Median Weekly Earnings: $1,680
Computer and information systems managers, also known as IT managers, oversee an organization’s computer systems. It might sound like a boring job, but it pays well.
Numerous job titles fall under this category, including chief information officer and security manager. Depending on the job, professional responsibilities can range from conducting evaluations and proposing solutions to setting accessibility rules for employees and outlining protocols for securing customer data.
In addition to a bachelor’s degree in a computer or information-related field, employers generally look for candidates with multi-faceted IT experience in areas like security and database management, according to PayScale. Some companies require senior candidates to have graduate degrees and more than a decade of relevant experience, according to the BLS.
Median Weekly Earnings: $1,753
Health care is another industry that has offered women positive job prospects, high salaries and lower-than-average wage gaps in recent years, according to McKague. And nurse practitioners are among the top-paid professionals in the field.
Nurse practitioners diagnose and treat patients. Along with writing prescriptions, they often focus on preventing disease and creating health management promotion strategies for particular segments of the population, such as children or the elderly.
The job requires candidates to obtain a master’s degree, pass a national exam and earn a license in the state where they intend to work.

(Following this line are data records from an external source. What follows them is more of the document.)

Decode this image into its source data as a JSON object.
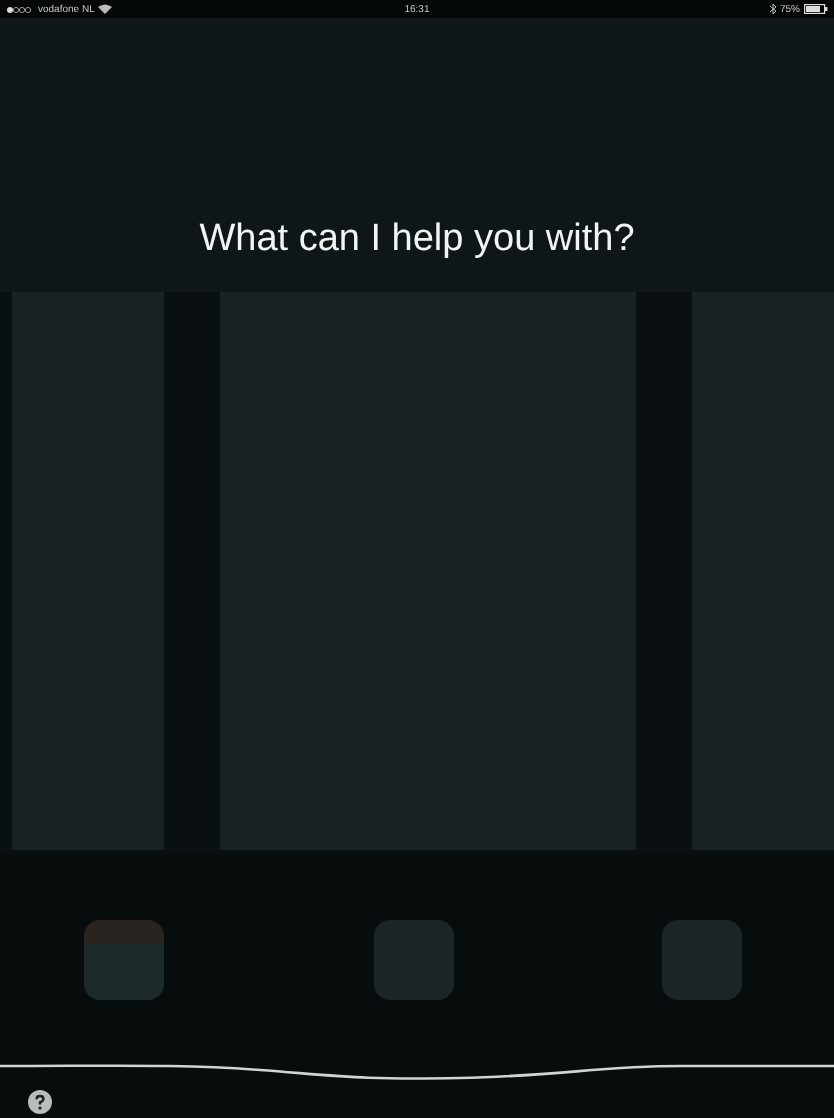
{
  "status_bar": {
    "carrier": "vodafone NL",
    "time": "16:31",
    "battery": "75%"
  },
  "prompt": "What can I help you with?"
}
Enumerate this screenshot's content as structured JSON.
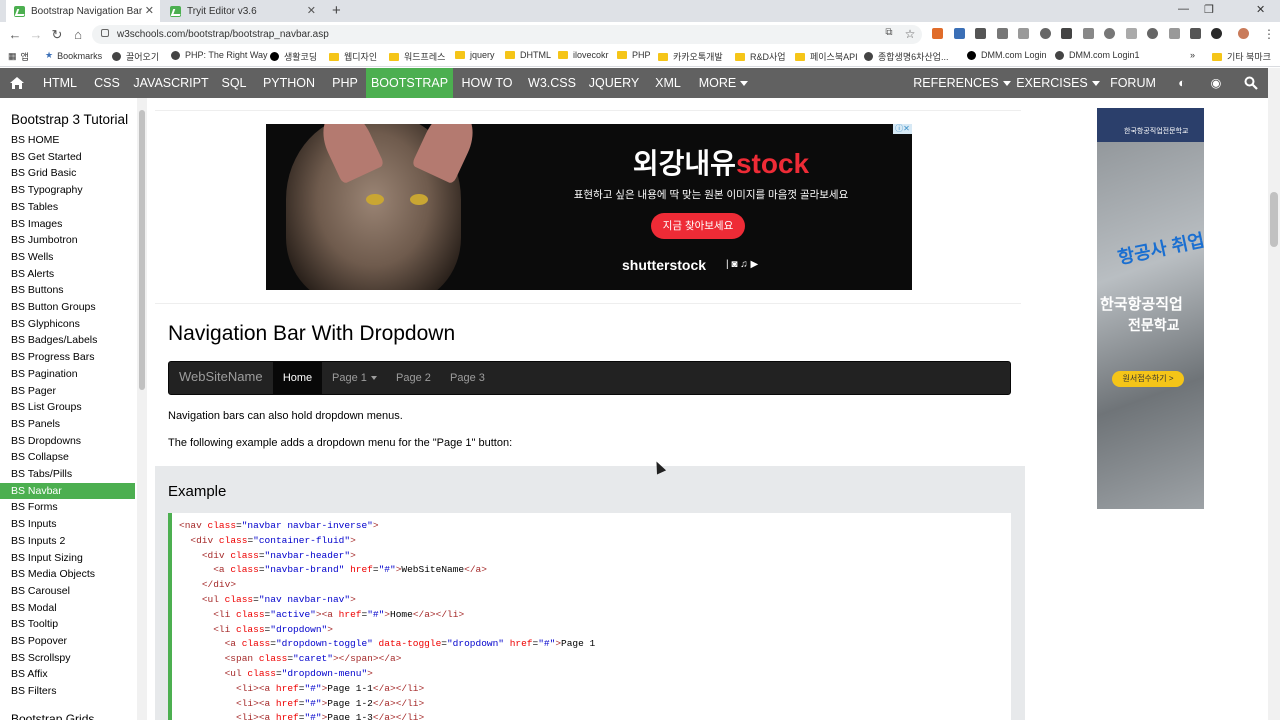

This is a top-level nursing position, so those looking to advance should pursue a doctoral degree to open up independent research and academic opportunities.
Median Weekly Earnings: $1,839
Pharmacists fill prescriptions, advise patients and, in some states, give flu shots and vaccinations. On the other hand, pharmaceutical pharmacists conduct drug trials, develop new medicines and help outline safety regulations.
Not only does this career offer women high salaries, but many companies sweeten the deal with bonuses and profit sharing. According to PayScale, geographic location and experience both affect wages.
Becoming a pharmacist requires at least six years of study. You’ll need to complete at least two years of undergraduate study before you can enroll in a program to get the required doctor of pharmacy degree, which generally takes four years to complete. Plus, you have to pass two exams to get licensed and another exam if you want to administer immunizations.
Median Weekly Earnings: $1,876
The job duties for this job vary depending on the type of organization, but chief executives are often responsible for outlining strategies and making major decisions. They’re also held accountable for overall operations and the company’s success.
While educational requirements vary, a CEO candidate tends to hold at least a bachelor’s degree. But if you’re willing to start in a lower-level position and work your way through the ranks of a company, your experience could land you your dream job. Managerial expertise and knowledge of the industry you want to work in are also important. To excel, expect to work very long hours, travel frequently and manage high levels of stress.
About the Author
Michelle Smith is a freelance business and finance writer with an extensive background in journalism. She served as a foreign correspondent for Russia Today, and as a resource reporter for Dig Media, her work was published on numerous channels, including Gold Investing News, Platinum Investing News and Diamond Investing News. She also contributed to Money News, Fool.com, Money Crashers and The Food Institute.